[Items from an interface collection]

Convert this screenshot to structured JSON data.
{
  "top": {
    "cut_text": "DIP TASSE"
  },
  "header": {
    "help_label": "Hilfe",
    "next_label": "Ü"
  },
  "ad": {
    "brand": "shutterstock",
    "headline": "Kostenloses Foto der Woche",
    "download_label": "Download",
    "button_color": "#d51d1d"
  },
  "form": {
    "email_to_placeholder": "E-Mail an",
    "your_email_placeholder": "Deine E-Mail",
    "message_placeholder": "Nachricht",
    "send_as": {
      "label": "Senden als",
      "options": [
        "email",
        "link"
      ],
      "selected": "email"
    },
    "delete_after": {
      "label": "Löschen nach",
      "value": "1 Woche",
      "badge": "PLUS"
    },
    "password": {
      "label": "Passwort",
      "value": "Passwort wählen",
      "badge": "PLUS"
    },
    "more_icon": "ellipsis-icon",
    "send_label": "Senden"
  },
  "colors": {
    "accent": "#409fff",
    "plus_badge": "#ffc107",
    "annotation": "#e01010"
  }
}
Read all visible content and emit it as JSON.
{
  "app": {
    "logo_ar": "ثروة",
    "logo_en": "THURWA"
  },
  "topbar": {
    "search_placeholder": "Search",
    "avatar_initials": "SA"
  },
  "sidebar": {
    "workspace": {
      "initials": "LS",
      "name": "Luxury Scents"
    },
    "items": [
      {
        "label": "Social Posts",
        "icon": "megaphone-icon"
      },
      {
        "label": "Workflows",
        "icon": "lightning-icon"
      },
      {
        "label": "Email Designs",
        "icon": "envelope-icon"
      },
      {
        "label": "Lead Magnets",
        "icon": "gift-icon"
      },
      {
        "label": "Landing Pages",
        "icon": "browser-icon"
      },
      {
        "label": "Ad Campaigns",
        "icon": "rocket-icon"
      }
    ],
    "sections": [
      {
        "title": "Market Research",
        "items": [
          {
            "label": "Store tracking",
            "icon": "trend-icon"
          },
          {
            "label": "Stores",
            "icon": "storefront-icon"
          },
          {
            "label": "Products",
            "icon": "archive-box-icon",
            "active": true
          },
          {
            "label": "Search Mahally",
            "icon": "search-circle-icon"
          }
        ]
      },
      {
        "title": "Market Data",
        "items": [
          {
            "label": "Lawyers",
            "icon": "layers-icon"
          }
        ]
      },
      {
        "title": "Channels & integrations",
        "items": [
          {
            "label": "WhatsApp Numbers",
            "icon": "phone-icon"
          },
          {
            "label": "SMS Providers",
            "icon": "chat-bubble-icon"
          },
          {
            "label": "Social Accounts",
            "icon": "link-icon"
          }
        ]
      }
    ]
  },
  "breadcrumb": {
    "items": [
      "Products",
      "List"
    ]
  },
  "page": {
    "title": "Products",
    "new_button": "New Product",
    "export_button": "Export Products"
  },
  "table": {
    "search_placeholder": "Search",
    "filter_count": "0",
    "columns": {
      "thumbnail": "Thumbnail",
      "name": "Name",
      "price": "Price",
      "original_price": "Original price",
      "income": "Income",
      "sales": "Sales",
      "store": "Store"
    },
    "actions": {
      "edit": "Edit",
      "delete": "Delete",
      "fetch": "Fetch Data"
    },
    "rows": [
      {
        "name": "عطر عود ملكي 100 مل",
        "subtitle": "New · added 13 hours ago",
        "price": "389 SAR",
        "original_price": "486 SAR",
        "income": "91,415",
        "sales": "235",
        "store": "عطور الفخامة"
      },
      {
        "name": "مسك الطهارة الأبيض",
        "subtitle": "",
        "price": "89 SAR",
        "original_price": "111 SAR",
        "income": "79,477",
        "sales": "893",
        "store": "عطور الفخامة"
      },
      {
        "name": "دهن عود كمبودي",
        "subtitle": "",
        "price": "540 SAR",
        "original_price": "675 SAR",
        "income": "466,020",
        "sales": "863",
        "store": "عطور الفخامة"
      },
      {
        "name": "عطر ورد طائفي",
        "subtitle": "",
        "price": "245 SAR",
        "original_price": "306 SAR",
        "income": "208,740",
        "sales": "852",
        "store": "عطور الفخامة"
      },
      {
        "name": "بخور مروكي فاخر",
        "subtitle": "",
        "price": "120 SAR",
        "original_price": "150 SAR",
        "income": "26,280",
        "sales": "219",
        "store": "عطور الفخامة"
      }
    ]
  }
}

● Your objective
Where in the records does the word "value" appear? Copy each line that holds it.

● Result
      "value": "1 Woche",
      "value": "Passwort wählen",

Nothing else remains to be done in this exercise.